Task details: Write the records below out again exactly as given, with no images.

Dataset entries:
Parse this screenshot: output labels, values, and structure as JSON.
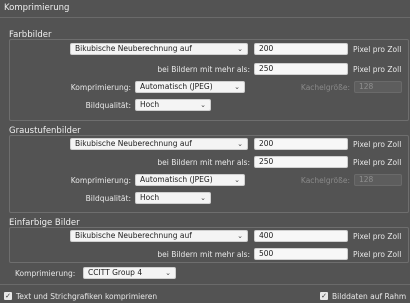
{
  "header": {
    "title": "Komprimierung"
  },
  "color_images": {
    "title": "Farbbilder",
    "method": "Bikubische Neuberechnung auf",
    "ppi_value": "200",
    "ppi_unit": "Pixel pro Zoll",
    "above_label": "bei Bildern mit mehr als:",
    "above_value": "250",
    "above_unit": "Pixel pro Zoll",
    "compression_label": "Komprimierung:",
    "compression_value": "Automatisch (JPEG)",
    "tile_label": "Kachelgröße:",
    "tile_value": "128",
    "quality_label": "Bildqualität:",
    "quality_value": "Hoch"
  },
  "grayscale_images": {
    "title": "Graustufenbilder",
    "method": "Bikubische Neuberechnung auf",
    "ppi_value": "200",
    "ppi_unit": "Pixel pro Zoll",
    "above_label": "bei Bildern mit mehr als:",
    "above_value": "250",
    "above_unit": "Pixel pro Zoll",
    "compression_label": "Komprimierung:",
    "compression_value": "Automatisch (JPEG)",
    "tile_label": "Kachelgröße:",
    "tile_value": "128",
    "quality_label": "Bildqualität:",
    "quality_value": "Hoch"
  },
  "monochrome_images": {
    "title": "Einfarbige Bilder",
    "method": "Bikubische Neuberechnung auf",
    "ppi_value": "400",
    "ppi_unit": "Pixel pro Zoll",
    "above_label": "bei Bildern mit mehr als:",
    "above_value": "500",
    "above_unit": "Pixel pro Zoll",
    "compression_label": "Komprimierung:",
    "compression_value": "CCITT Group 4"
  },
  "footer": {
    "compress_text_label": "Text und Strichgrafiken komprimieren",
    "crop_label": "Bilddaten auf Rahm"
  }
}
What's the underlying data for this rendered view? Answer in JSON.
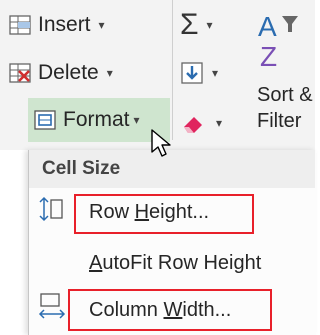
{
  "ribbon": {
    "insert_label": "Insert",
    "delete_label": "Delete",
    "format_label": "Format",
    "sort_label": "Sort &",
    "filter_label": "Filter",
    "sigma_glyph": "Σ",
    "dropdown_glyph": "▾"
  },
  "menu": {
    "section_header": "Cell Size",
    "row_height": {
      "pre": "Row ",
      "key": "H",
      "post": "eight..."
    },
    "autofit_row": {
      "pre": "",
      "key": "A",
      "post": "utoFit Row Height"
    },
    "column_width": {
      "pre": "Column ",
      "key": "W",
      "post": "idth..."
    }
  },
  "colors": {
    "highlight": "#cfe5cf",
    "redbox": "#e8202a",
    "accent_blue": "#2b6cb0",
    "eraser": "#e0245e"
  }
}
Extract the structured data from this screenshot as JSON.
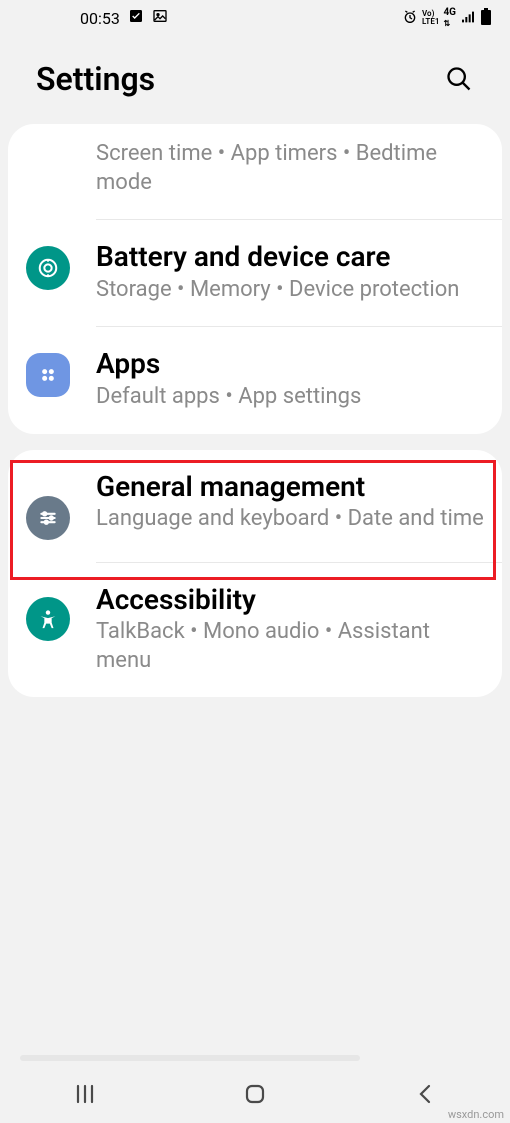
{
  "statusbar": {
    "time": "00:53",
    "indicators": [
      "alarm",
      "VoLTE1",
      "4G",
      "signal",
      "battery"
    ]
  },
  "header": {
    "title": "Settings"
  },
  "card1": {
    "screentime": {
      "sub": "Screen time  •  App timers  •  Bedtime mode"
    },
    "battery": {
      "title": "Battery and device care",
      "sub": "Storage  •  Memory  •  Device protection"
    },
    "apps": {
      "title": "Apps",
      "sub": "Default apps  •  App settings"
    }
  },
  "card2": {
    "general": {
      "title": "General management",
      "sub": "Language and keyboard  •  Date and time"
    },
    "accessibility": {
      "title": "Accessibility",
      "sub": "TalkBack  •  Mono audio  •  Assistant menu"
    }
  },
  "watermark": "wsxdn.com"
}
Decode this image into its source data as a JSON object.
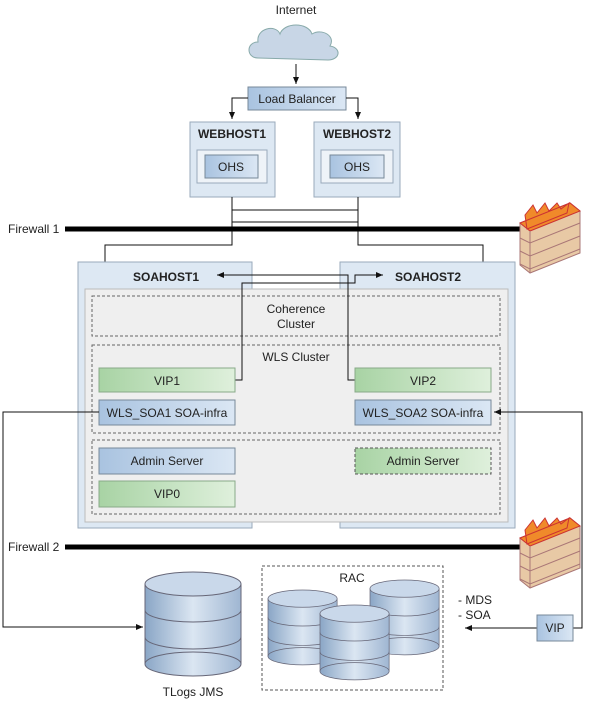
{
  "internet": "Internet",
  "load_balancer": "Load Balancer",
  "webhosts": [
    {
      "title": "WEBHOST1",
      "ohs": "OHS"
    },
    {
      "title": "WEBHOST2",
      "ohs": "OHS"
    }
  ],
  "firewall1": "Firewall 1",
  "firewall2": "Firewall 2",
  "soahosts": [
    "SOAHOST1",
    "SOAHOST2"
  ],
  "coherence": [
    "Coherence",
    "Cluster"
  ],
  "wls_cluster": "WLS Cluster",
  "vip1": "VIP1",
  "vip2": "VIP2",
  "vip0": "VIP0",
  "wls_soa1": "WLS_SOA1 SOA-infra",
  "wls_soa2": "WLS_SOA2 SOA-infra",
  "admin1": "Admin Server",
  "admin2": "Admin Server",
  "rac": "RAC",
  "db_vip": "VIP",
  "mds": "- MDS",
  "soa": "- SOA",
  "tlogs": "TLogs JMS",
  "colors": {
    "blue": "#b9cfe6",
    "green": "#b7dcb4",
    "host": "#dde8f3",
    "cluster": "#efefef"
  }
}
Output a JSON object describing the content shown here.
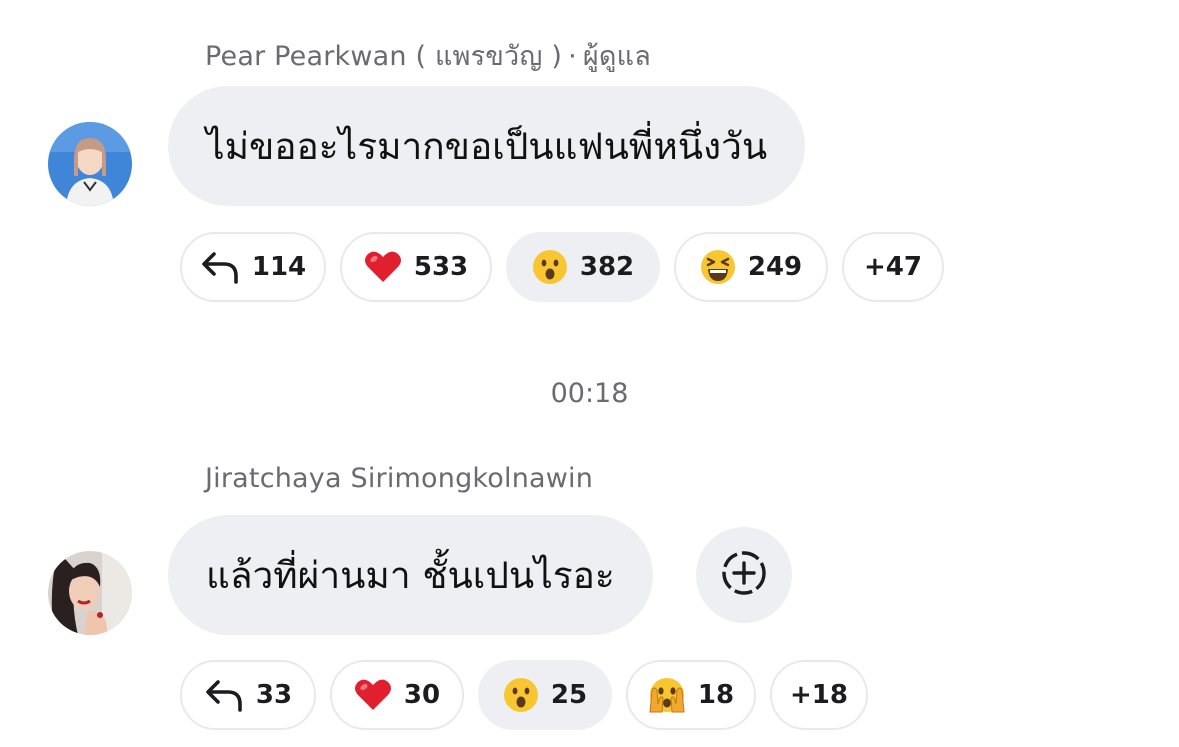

Response to this task:
Parse this screenshot: output labels, values, and structure as JSON.
{
  "header": {
    "title": "Komprimierung"
  },
  "color_images": {
    "title": "Farbbilder",
    "method": "Bikubische Neuberechnung auf",
    "ppi_value": "200",
    "ppi_unit": "Pixel pro Zoll",
    "above_label": "bei Bildern mit mehr als:",
    "above_value": "250",
    "above_unit": "Pixel pro Zoll",
    "compression_label": "Komprimierung:",
    "compression_value": "Automatisch (JPEG)",
    "tile_label": "Kachelgröße:",
    "tile_value": "128",
    "quality_label": "Bildqualität:",
    "quality_value": "Hoch"
  },
  "grayscale_images": {
    "title": "Graustufenbilder",
    "method": "Bikubische Neuberechnung auf",
    "ppi_value": "200",
    "ppi_unit": "Pixel pro Zoll",
    "above_label": "bei Bildern mit mehr als:",
    "above_value": "250",
    "above_unit": "Pixel pro Zoll",
    "compression_label": "Komprimierung:",
    "compression_value": "Automatisch (JPEG)",
    "tile_label": "Kachelgröße:",
    "tile_value": "128",
    "quality_label": "Bildqualität:",
    "quality_value": "Hoch"
  },
  "monochrome_images": {
    "title": "Einfarbige Bilder",
    "method": "Bikubische Neuberechnung auf",
    "ppi_value": "400",
    "ppi_unit": "Pixel pro Zoll",
    "above_label": "bei Bildern mit mehr als:",
    "above_value": "500",
    "above_unit": "Pixel pro Zoll",
    "compression_label": "Komprimierung:",
    "compression_value": "CCITT Group 4"
  },
  "footer": {
    "compress_text_label": "Text und Strichgrafiken komprimieren",
    "crop_label": "Bilddaten auf Rahm"
  }
}
What's the underlying data for this rendered view? Answer in JSON.
{
  "ribbon": {
    "insert_label": "Insert",
    "delete_label": "Delete",
    "format_label": "Format",
    "sort_label": "Sort &",
    "filter_label": "Filter",
    "sigma_glyph": "Σ",
    "dropdown_glyph": "▾"
  },
  "menu": {
    "section_header": "Cell Size",
    "row_height": {
      "pre": "Row ",
      "key": "H",
      "post": "eight..."
    },
    "autofit_row": {
      "pre": "",
      "key": "A",
      "post": "utoFit Row Height"
    },
    "column_width": {
      "pre": "Column ",
      "key": "W",
      "post": "idth..."
    }
  },
  "colors": {
    "highlight": "#cfe5cf",
    "redbox": "#e8202a",
    "accent_blue": "#2b6cb0",
    "eraser": "#e0245e"
  }
}
Extract the structured data from this screenshot as JSON.
{
  "statusbar": {
    "time": "00:53",
    "indicators": [
      "alarm",
      "VoLTE1",
      "4G",
      "signal",
      "battery"
    ]
  },
  "header": {
    "title": "Settings"
  },
  "card1": {
    "screentime": {
      "sub": "Screen time  •  App timers  •  Bedtime mode"
    },
    "battery": {
      "title": "Battery and device care",
      "sub": "Storage  •  Memory  •  Device protection"
    },
    "apps": {
      "title": "Apps",
      "sub": "Default apps  •  App settings"
    }
  },
  "card2": {
    "general": {
      "title": "General management",
      "sub": "Language and keyboard  •  Date and time"
    },
    "accessibility": {
      "title": "Accessibility",
      "sub": "TalkBack  •  Mono audio  •  Assistant menu"
    }
  },
  "watermark": "wsxdn.com"
}
Decode this image into its source data as a JSON object.
{
  "internet": "Internet",
  "load_balancer": "Load Balancer",
  "webhosts": [
    {
      "title": "WEBHOST1",
      "ohs": "OHS"
    },
    {
      "title": "WEBHOST2",
      "ohs": "OHS"
    }
  ],
  "firewall1": "Firewall 1",
  "firewall2": "Firewall 2",
  "soahosts": [
    "SOAHOST1",
    "SOAHOST2"
  ],
  "coherence": [
    "Coherence",
    "Cluster"
  ],
  "wls_cluster": "WLS Cluster",
  "vip1": "VIP1",
  "vip2": "VIP2",
  "vip0": "VIP0",
  "wls_soa1": "WLS_SOA1 SOA-infra",
  "wls_soa2": "WLS_SOA2 SOA-infra",
  "admin1": "Admin Server",
  "admin2": "Admin Server",
  "rac": "RAC",
  "db_vip": "VIP",
  "mds": "- MDS",
  "soa": "- SOA",
  "tlogs": "TLogs JMS",
  "colors": {
    "blue": "#b9cfe6",
    "green": "#b7dcb4",
    "host": "#dde8f3",
    "cluster": "#efefef"
  }
}
Output a JSON object describing the content shown here.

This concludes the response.